But we do not know very much about how judicial activism as a response to institutional failure feeds back on the political system, especially in the “global south.” In the Colombian case, for example, the tutela emerges in part as a compensation mechanism for bureaucracies that are performing very poorly. Citizens aggrieved because their healthcare requests were unjustly denied by insurers working within an inadequate regulatory environment can seek effective, straightforward, and rapid relief in the courts. Rather than having to wait years for uncertain justice as they might in the ordinary civil or administrative systems, complainants are likely to receive real relief in a short period of time. On a broader scale, the Court’s structural mechanisms may allow it to prod inept and unfocused bureaucracies towards prioritizing pressing problems and becoming more responsive to social demands. Thus, the Court’s large-scale interventions in internally displaced persons (T-025 of 2004) and healthcare (T-760 of 2008), as well as other issues like pensions, aimed to ameliorate sweeping and chronic problems of bureaucratic inadequacy.
From a theoretical perspective, however, the impact of these interventions on politics and law is actually indeterminate and riddled with uncertain empirical questions. They may increase the legitimacy of the state by allowing citizens to remedy injustices that previously would not have been redressed. They may result in virtuous cycles that improve the quality of political discourse and bureaucratic functionality. But it also seems possible that they result in vicious cycles. Activist interventions might, for example, suck legitimacy away from the political branches by reinforcing popular narratives that political parties and leaders are inadequate and that courts are the only way out. Or judicial efforts to ameliorate political problems may take pressure off of political and systematic solutions to those problems, ultimately hindering long-run state performance.

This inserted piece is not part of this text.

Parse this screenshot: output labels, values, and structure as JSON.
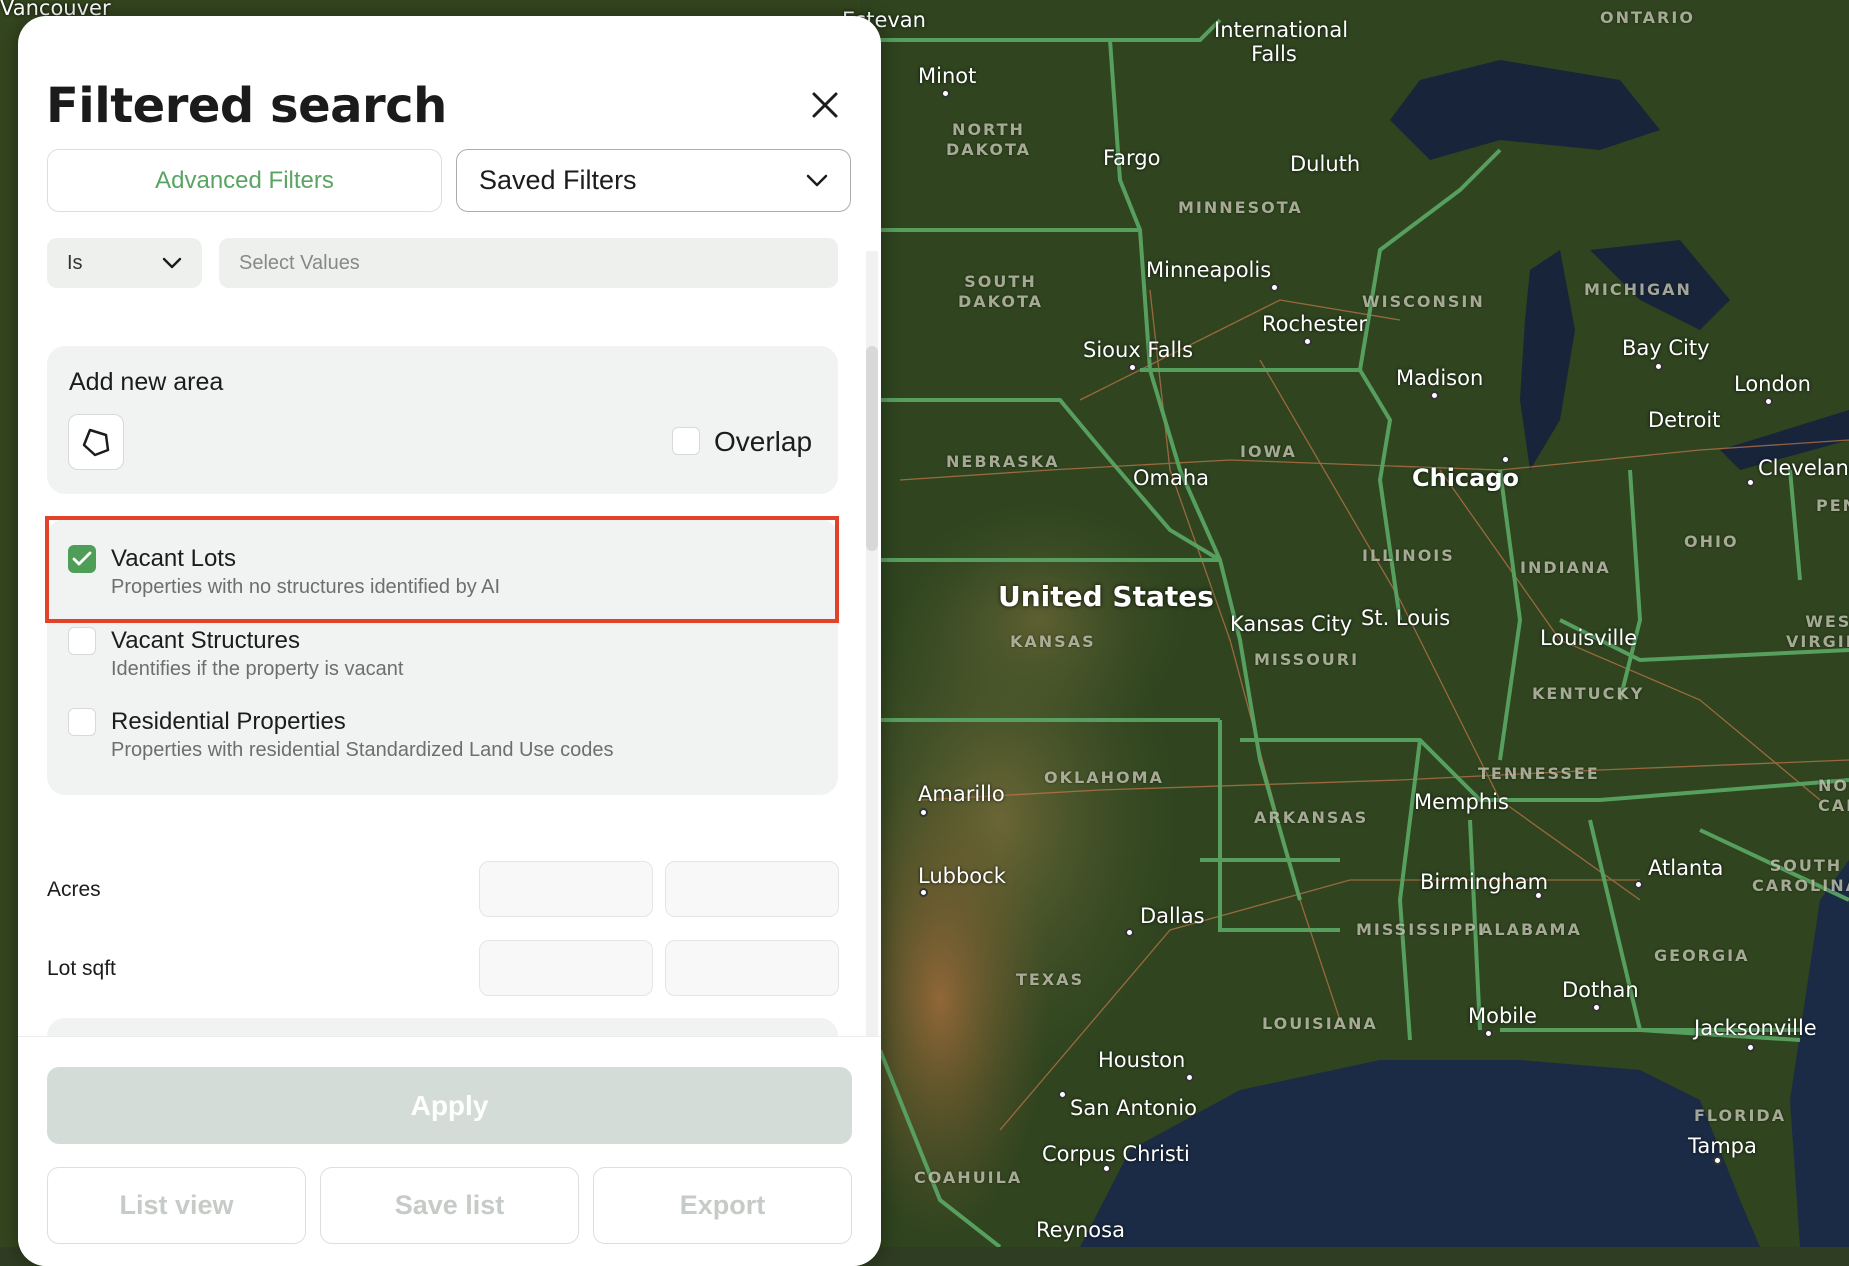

As Justice Cepeda suggests, I think that ultimately the “virtuous cycle” narrative is a better fit for the Colombian experience. Some of the Court’s individual tutela judgments may have reinforced rather than altering bad bureaucratic behavior, but the Court’s structural judgments improved dysfunctional bureaucracies at least to a degree. More broadly, the Court’s judgments in areas like the rights of victims and of the poor slowly changed political discourse, forcing political actors to contend with constitutional questions that were crucial for the peace process and the terms of the debate. For example, the Court was in part responsible for forcing the political system to see those many citizens harmed by the armed conflict, either by the state, guerrillas, or paramilitaries, as victims entitled to a set of rights under international and Colombian law. The “Victim’s Law,” passed in 2012, was a powerful symbolic statement of that changed discourse. Similarly, the Court was instrumental, through its work in T-760 and elsewhere, in reconceptualizing health as a right rather than a mere system or public service.
All of this suggests that very strong courts can, within realistic limits, improve the performance of dysfunctional political systems over time rather than just papering over (or even hindering) their deficiencies. But this conclusion merits far more careful study, in addition to considering the elements that may have allowed the Colombian model to work and that might be tried elsewhere. Ultimately, then, a substantial benefit of Justice Cepeda’s reflection on the extraordinary Colombian experience it to help us conceive of ways to generalize parts of the model to more typical contexts, and less heroic courts.
Professor David Landau is Mason Ladd Professor, Associate Dean for International Programs, Florida State University College of Law.